Pour a littlo gravy avejf tho whole, sea
son liberally and bake, under a light
A lovely flower stand can be mado
of any work basket stand by placing a
tin pan inside the basket and filling it
with wet and cut flowers and vines, or
with wet earth and growing vines and
blossoming plants. The pan should be
mado to fit tho basket as noarly as pos
sible, and care should be taken to con
seal tho edge of the pan by leaves,
vines or somo othor device. Such a
stand can bo made of three broomsticks,
painted, ebocized or bronzed, put to
gether in a tripod, fastened with rib
bons, and a basket fitted on of any shape
STYLE IN CHICAGO.
Dress Novelties Recently See a by an Kn
terprUIng Society Reporter.
Thoy are wearing hat crowns much
iowor just now.
Striped tennis gowns aro frequently
worn with striped Cowes caps to match
them. So are beach gowns.
Tho yoke waists aro now about as
much worn by full-grown women as
they havo been by children Tor tho last
Tho newest fabric for littlo girls'
clothing is plaided mohair. It is light
in texture and its color combinations
aro generally artistic.
Girdles of silver or bronze about an
inch in width looped around tho waist
.ind with one end hanging down to tho
ankles are occasionally worn.
An evening costume recently seen at
a Paris reception was of shot velvet,
apparently of viex rose and green, tho
combination making a dull heliotrope.
A combination much worn this sea
son is that of black and yellow. Black
straw hats tako yellow ribbons and
flowers, and yellow straws havo black
ribbons and black feathers.
Thin materials for hot-weather wear
aro fresh and charming, but very ex
pensive. For the most part they are
open-work tissues from India and cost
quite as much as satin or velvet
There is an extensive assortment of
cotton dress fabrics for summer wear,
including zephyrs, ginghams, em
broidered French organdy muslin,
Chambery batistes,, lawns and crepon3.
Tho most popular wrap just at pres
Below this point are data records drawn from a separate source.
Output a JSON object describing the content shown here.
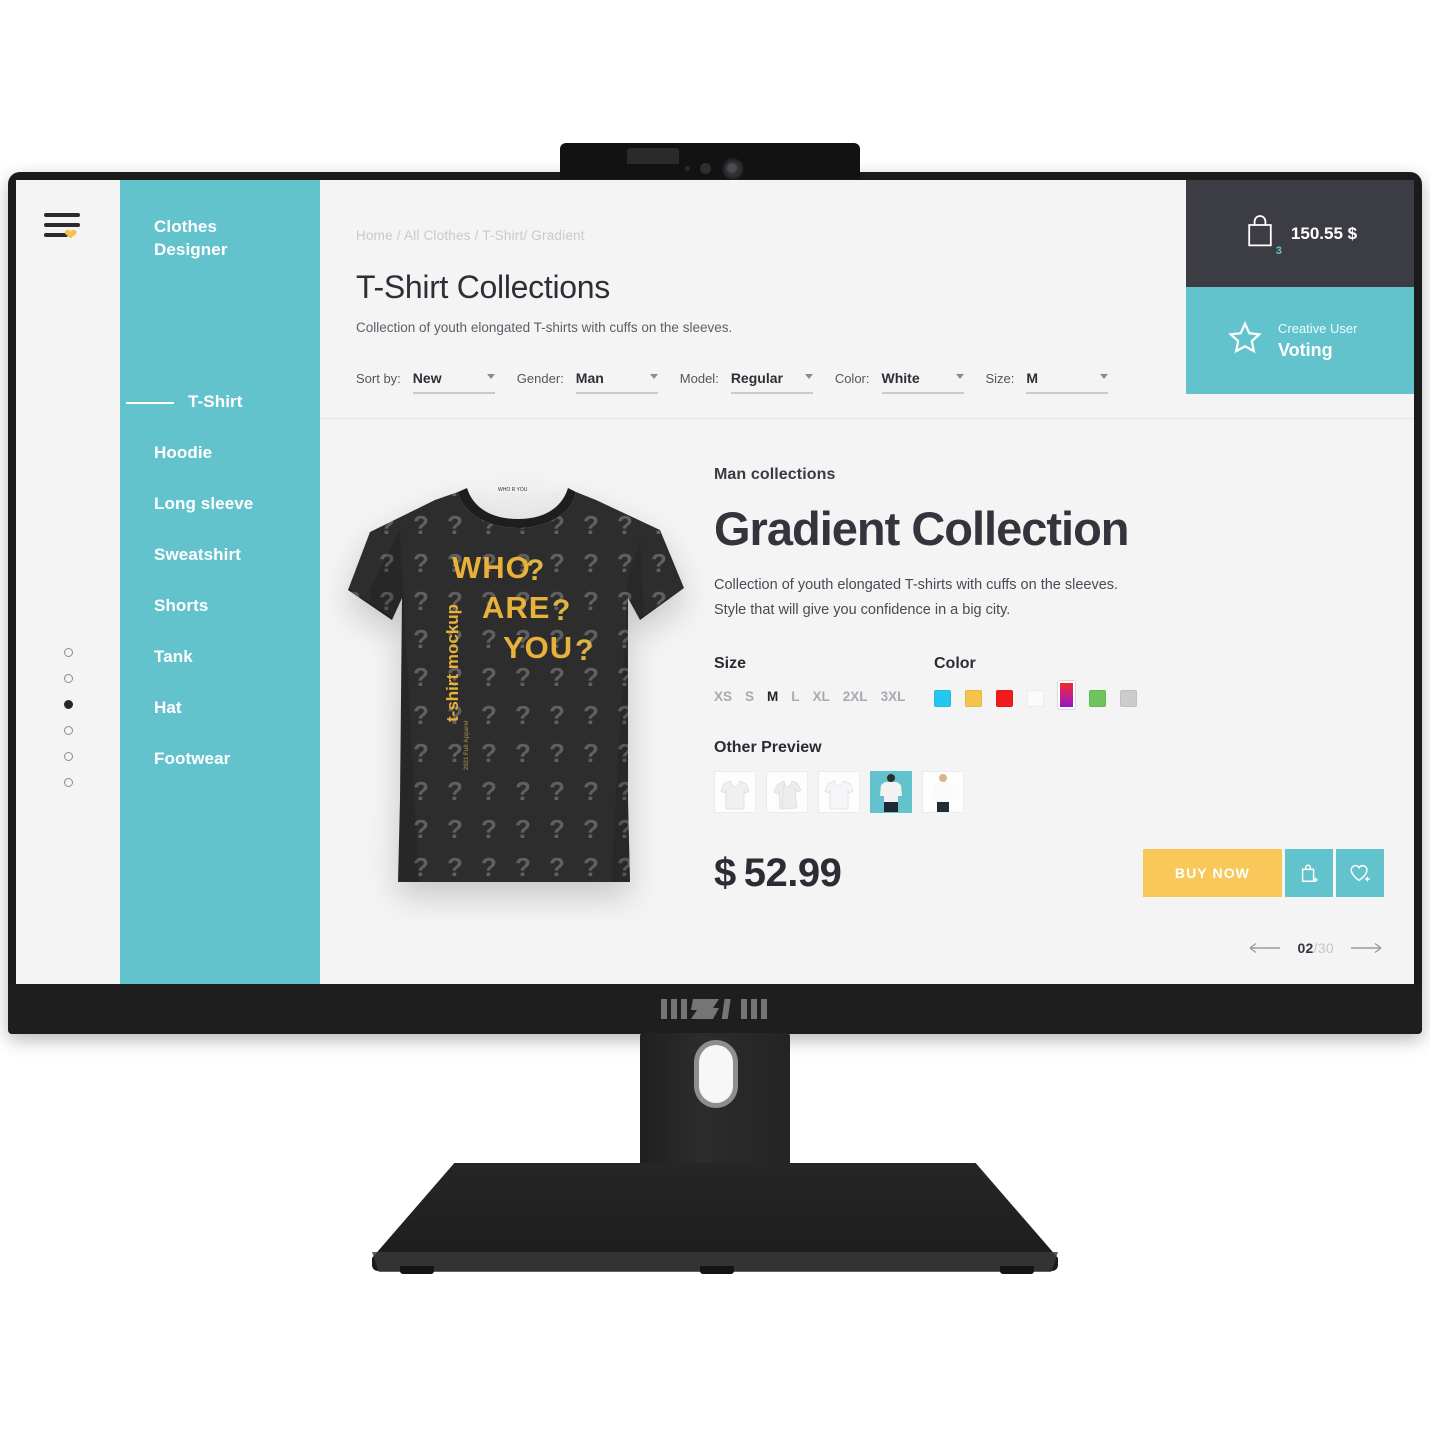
{
  "device": {
    "brand_logo": "MSI",
    "webcam": "webcam-module"
  },
  "sidebar": {
    "brand_line1": "Clothes",
    "brand_line2": "Designer",
    "items": [
      {
        "label": "T-Shirt",
        "active": true
      },
      {
        "label": "Hoodie",
        "active": false
      },
      {
        "label": "Long sleeve",
        "active": false
      },
      {
        "label": "Sweatshirt",
        "active": false
      },
      {
        "label": "Shorts",
        "active": false
      },
      {
        "label": "Tank",
        "active": false
      },
      {
        "label": "Hat",
        "active": false
      },
      {
        "label": "Footwear",
        "active": false
      }
    ],
    "accent_color": "#63c3cd"
  },
  "rail": {
    "menu_icon": "hamburger-icon",
    "heart_icon": "heart-icon",
    "heart_color": "#f5c249",
    "dots": 6,
    "active_dot": 3
  },
  "header": {
    "breadcrumb": "Home / All Clothes / T-Shirt/ Gradient",
    "title": "T-Shirt Collections",
    "subtitle": "Collection of youth elongated T-shirts with cuffs on  the sleeves."
  },
  "filters": [
    {
      "label": "Sort by:",
      "value": "New"
    },
    {
      "label": "Gender:",
      "value": "Man"
    },
    {
      "label": "Model:",
      "value": "Regular"
    },
    {
      "label": "Color:",
      "value": "White"
    },
    {
      "label": "Size:",
      "value": "M"
    }
  ],
  "cart": {
    "total": "150.55 $",
    "count": "3",
    "icon": "shopping-bag-icon"
  },
  "voting": {
    "line1": "Creative User",
    "line2": "Voting",
    "icon": "star-icon"
  },
  "product": {
    "eyebrow": "Man collections",
    "title": "Gradient Collection",
    "desc_line1": "Collection of youth elongated T-shirts with cuffs on the sleeves.",
    "desc_line2": "Style that will give you confidence in a big city.",
    "size_head": "Size",
    "sizes": [
      {
        "label": "XS",
        "active": false
      },
      {
        "label": "S",
        "active": false
      },
      {
        "label": "M",
        "active": true
      },
      {
        "label": "L",
        "active": false
      },
      {
        "label": "XL",
        "active": false
      },
      {
        "label": "2XL",
        "active": false
      },
      {
        "label": "3XL",
        "active": false
      }
    ],
    "color_head": "Color",
    "colors": [
      {
        "name": "cyan",
        "hex": "#24c8ee",
        "selected": false
      },
      {
        "name": "gold",
        "hex": "#f5c44c",
        "selected": false
      },
      {
        "name": "red",
        "hex": "#f01b1b",
        "selected": false
      },
      {
        "name": "white",
        "hex": "#fbfbfb",
        "selected": false
      },
      {
        "name": "gradient",
        "hex": "#a01ab4",
        "selected": true
      },
      {
        "name": "green",
        "hex": "#6cc45a",
        "selected": false
      },
      {
        "name": "gray",
        "hex": "#cccccc",
        "selected": false
      }
    ],
    "preview_head": "Other Preview",
    "previews": [
      {
        "name": "tee-front-flat",
        "active": false
      },
      {
        "name": "tee-angled",
        "active": false
      },
      {
        "name": "tee-back-flat",
        "active": false
      },
      {
        "name": "model-front",
        "active": true
      },
      {
        "name": "model-side",
        "active": false
      }
    ],
    "currency": "$",
    "price": "52.99",
    "buy_label": "BUY NOW",
    "cart_icon": "add-to-bag-icon",
    "wish_icon": "add-to-wishlist-icon",
    "buy_color": "#f9c85a",
    "action_color": "#63c3cd",
    "artwork": {
      "line1": "WHO",
      "line2": "ARE",
      "line3": "YOU",
      "q": "?",
      "vertical": "t-shirt mockup",
      "text_color": "#e8b23a",
      "shirt_color": "#2d2d2d"
    }
  },
  "pager": {
    "current": "02",
    "total": "/30",
    "prev_icon": "arrow-left-icon",
    "next_icon": "arrow-right-icon"
  }
}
ent is ono that partakos of tho nature
3f both tho jacket and the capo. It is a
tight-fitting bodice without sleeves,
over which a loose capo reaches to tha
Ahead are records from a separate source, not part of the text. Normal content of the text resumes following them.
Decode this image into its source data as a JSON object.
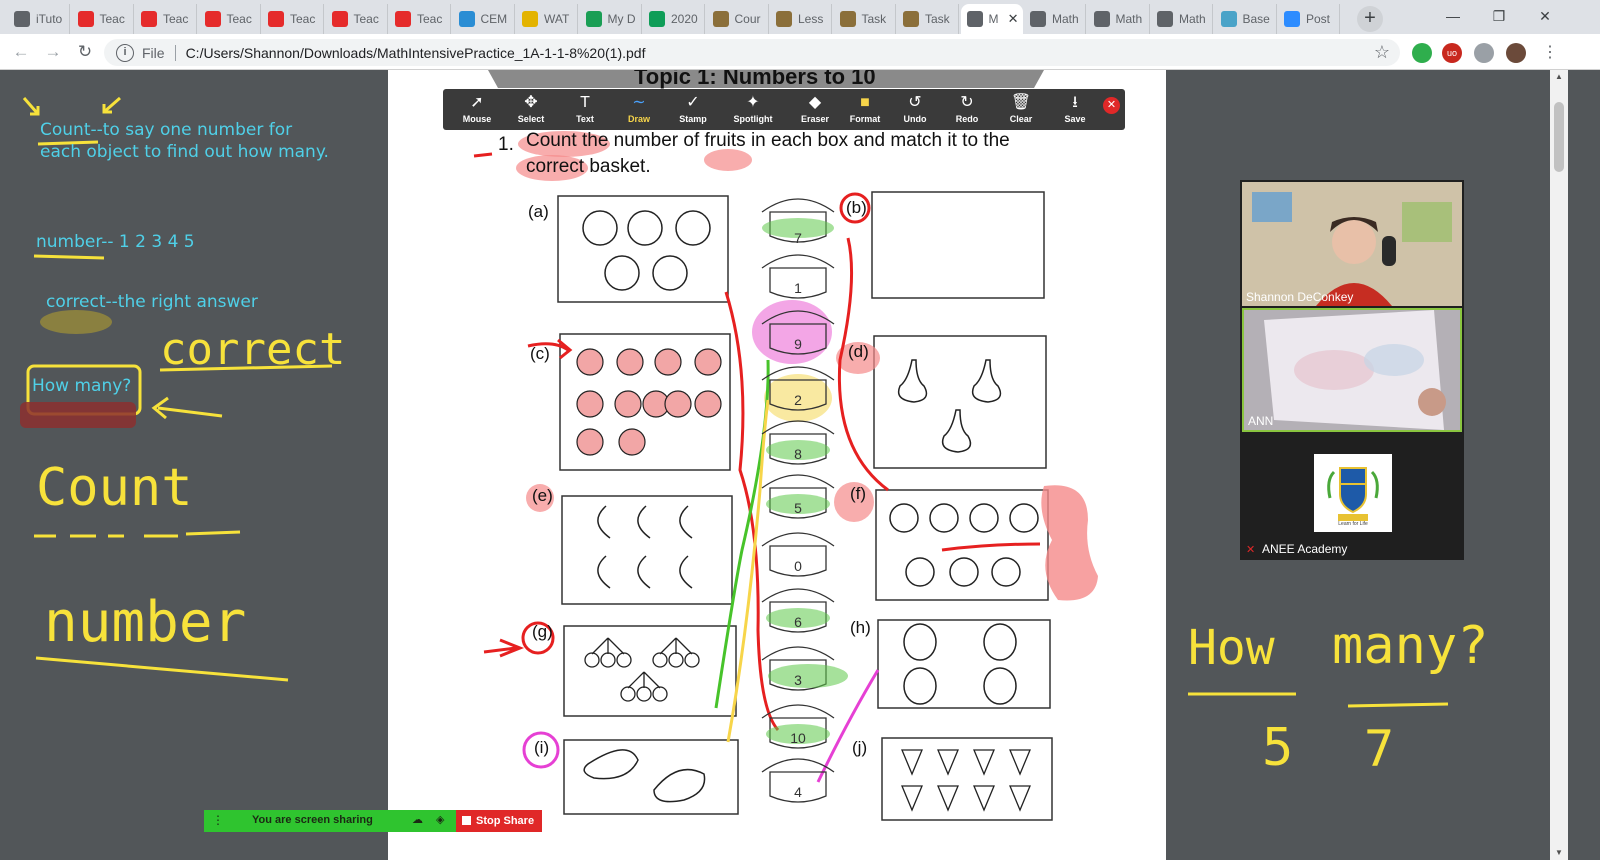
{
  "browser": {
    "tabs": [
      {
        "label": "iTuto",
        "icon": "globe-icon",
        "color": "#5f6368"
      },
      {
        "label": "Teac",
        "icon": "teach-icon",
        "color": "#e52b2b"
      },
      {
        "label": "Teac",
        "icon": "teach-icon",
        "color": "#e52b2b"
      },
      {
        "label": "Teac",
        "icon": "teach-icon",
        "color": "#e52b2b"
      },
      {
        "label": "Teac",
        "icon": "teach-icon",
        "color": "#e52b2b"
      },
      {
        "label": "Teac",
        "icon": "teach-icon",
        "color": "#e52b2b"
      },
      {
        "label": "Teac",
        "icon": "teach-icon",
        "color": "#e52b2b"
      },
      {
        "label": "CEM",
        "icon": "cem-icon",
        "color": "#2a8dd4"
      },
      {
        "label": "WAT",
        "icon": "wat-icon",
        "color": "#e3b300"
      },
      {
        "label": "My D",
        "icon": "drive-icon",
        "color": "#1a9e55"
      },
      {
        "label": "2020",
        "icon": "sheets-icon",
        "color": "#0f9d58"
      },
      {
        "label": "Cour",
        "icon": "course-icon",
        "color": "#8b6f3a"
      },
      {
        "label": "Less",
        "icon": "lesson-icon",
        "color": "#8b6f3a"
      },
      {
        "label": "Task",
        "icon": "task-icon",
        "color": "#8b6f3a"
      },
      {
        "label": "Task",
        "icon": "task-icon",
        "color": "#8b6f3a"
      },
      {
        "label": "M",
        "icon": "globe-icon",
        "color": "#5f6368",
        "active": true
      },
      {
        "label": "Math",
        "icon": "globe-icon",
        "color": "#5f6368"
      },
      {
        "label": "Math",
        "icon": "globe-icon",
        "color": "#5f6368"
      },
      {
        "label": "Math",
        "icon": "globe-icon",
        "color": "#5f6368"
      },
      {
        "label": "Base",
        "icon": "base-icon",
        "color": "#4aa3c8"
      },
      {
        "label": "Post",
        "icon": "zoom-icon",
        "color": "#2d8cff"
      }
    ],
    "address_scheme": "File",
    "address_url": "C:/Users/Shannon/Downloads/MathIntensivePractice_1A-1-1-8%20(1).pdf",
    "window_controls": [
      "—",
      "❐",
      "✕"
    ]
  },
  "left_notes": {
    "line1": "Count--to say one number for",
    "line2": "each object to find out how many.",
    "number_note": "number--  1 2 3 4 5",
    "correct_note": "correct--the right answer",
    "how_many_box": "How many?",
    "hw_correct": "correct",
    "hw_count": "Count",
    "hw_number": "number"
  },
  "right_notes": {
    "hw_how": "How",
    "hw_many": "many?",
    "hw_five": "5",
    "hw_seven": "7"
  },
  "annotation_toolbar": {
    "tools": [
      {
        "label": "Mouse",
        "glyph": "➚"
      },
      {
        "label": "Select",
        "glyph": "✥"
      },
      {
        "label": "Text",
        "glyph": "T"
      },
      {
        "label": "Draw",
        "glyph": "∼",
        "active": true
      },
      {
        "label": "Stamp",
        "glyph": "✓"
      },
      {
        "label": "Spotlight",
        "glyph": "✦"
      },
      {
        "label": "Eraser",
        "glyph": "◆"
      },
      {
        "label": "Format",
        "glyph": "■"
      },
      {
        "label": "Undo",
        "glyph": "↺"
      },
      {
        "label": "Redo",
        "glyph": "↻"
      },
      {
        "label": "Clear",
        "glyph": "🗑"
      },
      {
        "label": "Save",
        "glyph": "⭳"
      }
    ],
    "close_glyph": "✕"
  },
  "worksheet": {
    "topic": "Topic 1: Numbers to 10",
    "q_num": "1.",
    "q_line1": "Count the number of fruits in each box and match it to the",
    "q_line2": "correct basket.",
    "labels": [
      "(a)",
      "(b)",
      "(c)",
      "(d)",
      "(e)",
      "(f)",
      "(g)",
      "(h)",
      "(i)",
      "(j)"
    ],
    "baskets": [
      "7",
      "1",
      "9",
      "2",
      "8",
      "5",
      "0",
      "6",
      "3",
      "10",
      "4"
    ]
  },
  "video": {
    "p1": "Shannon DeConkey",
    "p2": "ANN",
    "p3": "ANEE Academy",
    "logo_tagline": "Learn for Life"
  },
  "share": {
    "status": "You are screen sharing",
    "stop": "Stop Share"
  }
}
Tho corsages of thoso gowns which
aro mado of tho costliest semi-dia-phaneous
and transparent tissues have
crossed surplices on the bosoms in em
pire style, belted or pointed waists, and
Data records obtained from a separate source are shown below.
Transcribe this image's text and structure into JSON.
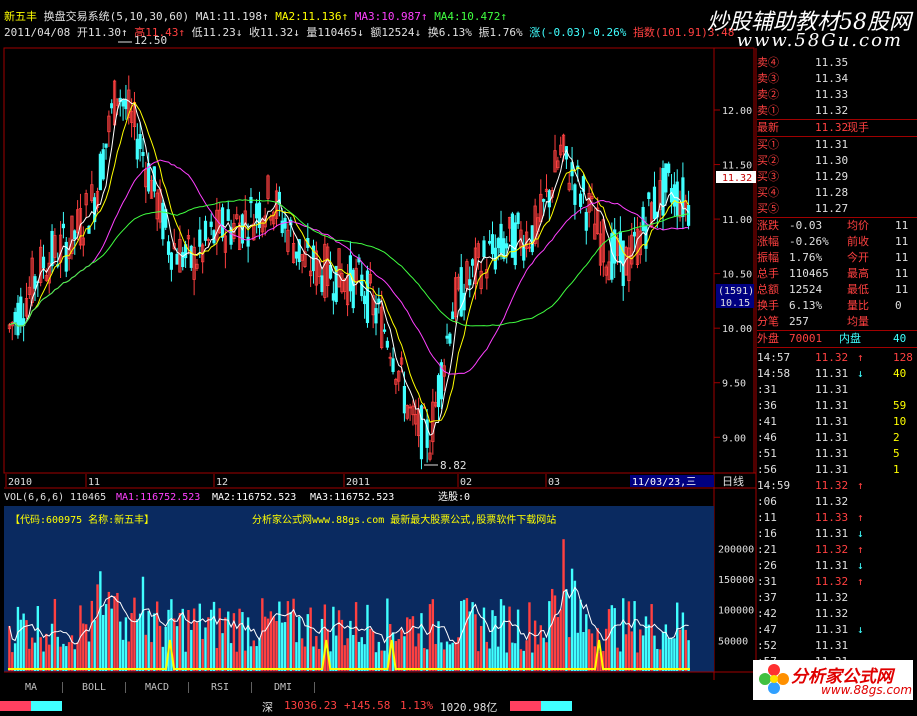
{
  "header": {
    "stock_name": "新五丰",
    "system": "换盘交易系统(5,10,30,60)",
    "ma1": "MA1:11.198↑",
    "ma2": "MA2:11.136↑",
    "ma3": "MA3:10.987↑",
    "ma4": "MA4:10.472↑",
    "date": "2011/04/08",
    "open": "开11.30↑",
    "high": "高11.43↑",
    "low": "低11.23↓",
    "close": "收11.32↓",
    "volume": "量110465↓",
    "amount": "额12524↓",
    "turnover": "换6.13%",
    "amplitude": "振1.76%",
    "change": "涨(-0.03)-0.26%",
    "index": "指数(101.91)3.48"
  },
  "watermark": {
    "line1": "炒股辅助教材58股网",
    "line2": "www.58Gu.com"
  },
  "price_axis": {
    "ticks": [
      "12.00",
      "11.50",
      "11.00",
      "10.50",
      "10.00",
      "9.50",
      "9.00"
    ],
    "current": "11.32",
    "mark1": "(1591)",
    "mark2": "10.15"
  },
  "annotations": {
    "high": "12.50",
    "low": "8.82"
  },
  "date_axis": {
    "labels": [
      "2010",
      "11",
      "12",
      "2011",
      "02",
      "03"
    ],
    "cursor": "11/03/23,三",
    "period": "日线"
  },
  "vol_header": {
    "vol": "VOL(6,6,6)",
    "value": "110465",
    "ma1": "MA1:116752.523",
    "ma2": "MA2:116752.523",
    "ma3": "MA3:116752.523",
    "pick": "选股:0"
  },
  "vol_banner": {
    "code": "【代码:600975 名称:新五丰】",
    "site": "分析家公式网www.88gs.com 最新最大股票公式,股票软件下载网站"
  },
  "vol_axis": {
    "ticks": [
      "200000",
      "150000",
      "100000",
      "50000"
    ]
  },
  "tabs": [
    "MA",
    "BOLL",
    "MACD",
    "RSI",
    "DMI"
  ],
  "quote": {
    "asks": [
      {
        "label": "卖④",
        "price": "11.35"
      },
      {
        "label": "卖③",
        "price": "11.34"
      },
      {
        "label": "卖②",
        "price": "11.33"
      },
      {
        "label": "卖①",
        "price": "11.32"
      }
    ],
    "last": {
      "label": "最新",
      "price": "11.32",
      "note": "现手"
    },
    "bids": [
      {
        "label": "买①",
        "price": "11.31"
      },
      {
        "label": "买②",
        "price": "11.30"
      },
      {
        "label": "买③",
        "price": "11.29"
      },
      {
        "label": "买④",
        "price": "11.28"
      },
      {
        "label": "买⑤",
        "price": "11.27"
      }
    ],
    "stats": [
      {
        "l1": "涨跌",
        "v1": "-0.03",
        "l2": "均价",
        "v2": "11"
      },
      {
        "l1": "涨幅",
        "v1": "-0.26%",
        "l2": "前收",
        "v2": "11"
      },
      {
        "l1": "振幅",
        "v1": "1.76%",
        "l2": "今开",
        "v2": "11"
      },
      {
        "l1": "总手",
        "v1": "110465",
        "l2": "最高",
        "v2": "11"
      },
      {
        "l1": "总额",
        "v1": "12524",
        "l2": "最低",
        "v2": "11"
      },
      {
        "l1": "换手",
        "v1": "6.13%",
        "l2": "量比",
        "v2": "0"
      },
      {
        "l1": "分笔",
        "v1": "257",
        "l2": "均量",
        "v2": ""
      }
    ],
    "outer": {
      "l1": "外盘",
      "v1": "70001",
      "l2": "内盘",
      "v2": "40"
    }
  },
  "ticks": [
    {
      "t": "14:57",
      "p": "11.32",
      "a": "↑",
      "v": "128"
    },
    {
      "t": "14:58",
      "p": "11.31",
      "a": "↓",
      "v": "40"
    },
    {
      "t": ":31",
      "p": "11.31",
      "a": "",
      "v": ""
    },
    {
      "t": ":36",
      "p": "11.31",
      "a": "",
      "v": "59"
    },
    {
      "t": ":41",
      "p": "11.31",
      "a": "",
      "v": "10"
    },
    {
      "t": ":46",
      "p": "11.31",
      "a": "",
      "v": "2"
    },
    {
      "t": ":51",
      "p": "11.31",
      "a": "",
      "v": "5"
    },
    {
      "t": ":56",
      "p": "11.31",
      "a": "",
      "v": "1"
    },
    {
      "t": "14:59",
      "p": "11.32",
      "a": "↑",
      "v": ""
    },
    {
      "t": ":06",
      "p": "11.32",
      "a": "",
      "v": ""
    },
    {
      "t": ":11",
      "p": "11.33",
      "a": "↑",
      "v": ""
    },
    {
      "t": ":16",
      "p": "11.31",
      "a": "↓",
      "v": ""
    },
    {
      "t": ":21",
      "p": "11.32",
      "a": "↑",
      "v": ""
    },
    {
      "t": ":26",
      "p": "11.31",
      "a": "↓",
      "v": ""
    },
    {
      "t": ":31",
      "p": "11.32",
      "a": "↑",
      "v": ""
    },
    {
      "t": ":37",
      "p": "11.32",
      "a": "",
      "v": ""
    },
    {
      "t": ":42",
      "p": "11.32",
      "a": "",
      "v": ""
    },
    {
      "t": ":47",
      "p": "11.31",
      "a": "↓",
      "v": ""
    },
    {
      "t": ":52",
      "p": "11.31",
      "a": "",
      "v": ""
    },
    {
      "t": ":57",
      "p": "11.31",
      "a": "",
      "v": ""
    }
  ],
  "status": {
    "market": "深",
    "index": "13036.23",
    "change": "+145.58",
    "pct": "1.13%",
    "amount": "1020.98亿"
  },
  "logo": {
    "name": "分析家公式网",
    "url": "www.88gs.com"
  },
  "colors": {
    "up": "#ff4040",
    "down": "#40ffff",
    "ma1": "#ffffff",
    "ma2": "#ffff00",
    "ma3": "#ff40ff",
    "ma4": "#40ff40",
    "grid": "#a00000",
    "volbg": "#0a2a60"
  }
}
airy scarfs that cross and tie in easy
There are any number of fancy wraps
for this season's wear. There aro cor
sage bodice with deep lace wings.
Abbo Galant capes, empire mantles,
Louis XV. coats, pelerines and pelisses
of lace, and long lace Connomara
cloaks, and over so many more.
Fashion-makers say that the next
freak in veils will be the large, long,
blond lace ones in use about forty
years ago. They were tied around the
high crown of tho Dunstable bonnet
and thrown back, falling mantle-like
ovor the shoulder to a point below the
waistline. Chicago News.
A, Little Friendly Advice.
Thero are several "don'ts" which
should be observed whenever two or
more women are gathered together,
but which, alas! are frequently disre
garded. For instance, don't say to a
friend: "How stout you aro growing."
No lady likes to be told that she is
growing or has grown stout If it boa
fact, she is doubtless quite well aware
of it, and anxious to koep others from
discovering it Don't say: "How thin
you are," either, for both women and
men loathe to be told that they are
either stout or thin. Unless you can
say: "How well you are looking," it is
better to make no remark on the person
al appearance of your friend. Don't tell a
friend who has on a particularly becom
ing gown or bonnet that sho looks ten
years younger in that than in any thing
you havo ever seen her wear. Don't
tell her, either, that it is the most be
coming thing you havo over seen her
wear. That is an impoachmont of her
taste heretofore, though you probaHy
have no such thought Dress.